We brought together a group of experts from a variety of backgrounds to advise us on what key measures can best gauge the level of civic engagement in Minnesota and to identify resources to encourage active participation from all Minnesotans.
As always, agreeing on just a few measures to represent a broad topic area is challenging. But after a lively discussion, the group defined three important aspects of civic engagement to consider: People's connection to government, connection to community through organizations, and connections to each other. With that guidance, and reviewing our criteria for key measures, we finalized these three measures:
Our advisors also suggested resources that we have added to the More Measures, Ideas at Work, and Library sections of Civic Engagement.
We are home to an engaged, participatory, and generous population. Among the states, Minnesota ranks in the top ten on all three key measures.
With about 1 in 3 of Minnesota’s residents volunteering, we come in at #4 in the nation. Higher than average rates are found among women, middle-aged and older adults, and rural residents. Over half of Minnesota’s volunteers log most of their time with religious or educational/youth organizations. The most common activity is collecting, preparing, and/or distributing food.
Minnesota ranked 5th in voter turnout in the 2014 mid-term elections. We were even stronger in recent presidential elections -- ranking #1 in 2004, 2008, and 2012 – when more than 70 percent of the voting-age population showed up at the polls. During the most recent midterm election, we saw above-average voter turnout among our oldest residents, non-Hispanic whites, and among voters in the Northland region.
When our advisory group encouraged us to broaden the definition of civic engagement to include less formal helping behaviors, we weren't sure what we would find. Now, having analyzed the data, we are happy to report that this is yet another way that Minnesota excels, ranking in the top 10 nationally. Nearly 3 in 4 adults in Minnesota helped neighbors in the past year. This includes things such as watching each other’s kids, running errands or helping with shopping, housesitting, lending garden or house tools, and other activities that connect people to the social fabric of their community.

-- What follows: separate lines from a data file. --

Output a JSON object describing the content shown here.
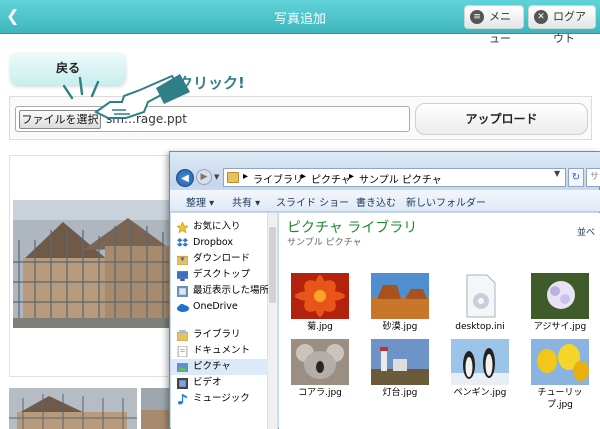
{
  "header": {
    "back_icon": "left-arrow-icon",
    "title": "写真追加",
    "menu_label": "メニュー",
    "logout_label": "ログアウト"
  },
  "back_button": {
    "label": "戻る"
  },
  "upload": {
    "choose_label": "ファイルを選択",
    "filename": "sm…rage.ppt",
    "upload_label": "アップロード"
  },
  "annotation": {
    "click_label": "クリック!"
  },
  "explorer": {
    "breadcrumbs": [
      "ライブラリ",
      "ピクチャ",
      "サンプル ピクチャ"
    ],
    "search_placeholder": "サ",
    "toolbar": [
      "整理 ▾",
      "共有 ▾",
      "スライド ショー",
      "書き込む",
      "新しいフォルダー"
    ],
    "nav": [
      {
        "label": "お気に入り",
        "icon": "star-icon"
      },
      {
        "label": "Dropbox",
        "icon": "dropbox-icon"
      },
      {
        "label": "ダウンロード",
        "icon": "download-folder-icon"
      },
      {
        "label": "デスクトップ",
        "icon": "desktop-icon"
      },
      {
        "label": "最近表示した場所",
        "icon": "recent-places-icon"
      },
      {
        "label": "OneDrive",
        "icon": "onedrive-icon"
      },
      {
        "label": "ライブラリ",
        "icon": "library-icon"
      },
      {
        "label": "ドキュメント",
        "icon": "documents-icon"
      },
      {
        "label": "ピクチャ",
        "icon": "pictures-icon",
        "selected": true
      },
      {
        "label": "ビデオ",
        "icon": "video-icon"
      },
      {
        "label": "ミュージック",
        "icon": "music-icon"
      }
    ],
    "library_title": "ピクチャ ライブラリ",
    "library_sub": "サンプル ピクチャ",
    "arrange_label": "並べ",
    "files": [
      "菊.jpg",
      "砂漠.jpg",
      "desktop.ini",
      "アジサイ.jpg",
      "コアラ.jpg",
      "灯台.jpg",
      "ペンギン.jpg",
      "チューリップ.jpg"
    ]
  },
  "colors": {
    "header": "#3fb5bd",
    "click_label": "#2f7f86",
    "library_title": "#1d8a2e"
  }
}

Fewer Minnesotans are volunteering. And those who volunteer, on average, contribute less time.
In 2010, 1.6 million volunteers contributed an estimated 190 million volunteer hours. Four years later, 1.5 million Minnesota residents volunteered an estimated 153 million volunteer hours. This equates to a drop from about 121 hours per volunteer in 2010, to 102 hours per volunteer in 2014.
Paid employment may have supplanted some of this volunteer activity. We’ve seen an increasing proportion of adults working since 2010, as the economy continues to recover from the Great Recession. But a thriving economy and paid employment need not replace volunteer retention and engagement.
Voter turnout is another measure that shows some signs of decline. While our state has maintained a first place ranking for voter turnout during recent presidential elections, midterm election turnout has been slipping. Turnout dropped 13 percentage points between the 2002 and 2014 midterm elections.
It is possible that 2002 turnout was influenced by the sudden death of Senator Paul Wellstone one week before the election, but we’ve still seen a steady downward march of voter turnout during every midterm election since then.
Each Compass topic has a goal. In Civic Engagement that goal is that “our state will foster a climate of inclusion that encourages active participation from everyone living in our community.” Trends in our new data raise warning flags about whether we are making improvements on this goal.
Nationally, since 1996, black voting rates have gone from trailing white non-Hispanic voting rates by about 8 percentage points to surpassing them in the 2012 presidential election according to a report from the U.S. Census Bureau. However, here in Minnesota, black voter turnout was nearly 25 percentage points lower than white voter turnout in 2012. And, while the the gap between Minnesota’s white residents and all residents of color narrowed, it was still 27 percentage points.
In addition to racial disparities, civic engagement differs significantly by age (or generation).
For example, just forty-five percent of millennials, born in 1982 or later, are helping their neighbors. The same percentage of millennials – 45% – own a home. Both are probably linked to young adulthood, lower earnings, a lesser attachment to place, and a lower likelihood of having kids (and power tools to lend?). And, in fact, new reports in our Civic Engagement library suggest that millennial engagement may take different forms – through social media, for example.
Three of our Civic Engagement advisory group members spoke at our Minnesota Compass Annual Meeting about how their organizations build on the data to support active participation and civic engagement. Abdullah Kiatamba (African Immigrant Services), Bo Thao-Urabe (Coalition of Asian American Leaders), and Sina Black (Minnesota Voice) thoughtfully reflected on the need to see individuals behind the numbers, to capture more detailed data about specific populations, and to move from research to meaningful action. On this final point, our refreshed Ideas at Work section links users to more initiatives and collaborations working to increase civic engagement among all groups in Minnesota.
Allison Liuzzi is a research scientist at Wilder Research. Allison works on Minnesota Compass and related Compass projects, including the STEM section of Minnesota Compass, North Dakota Compass, Black Hills Knowledge Network, and data work with Generation Next.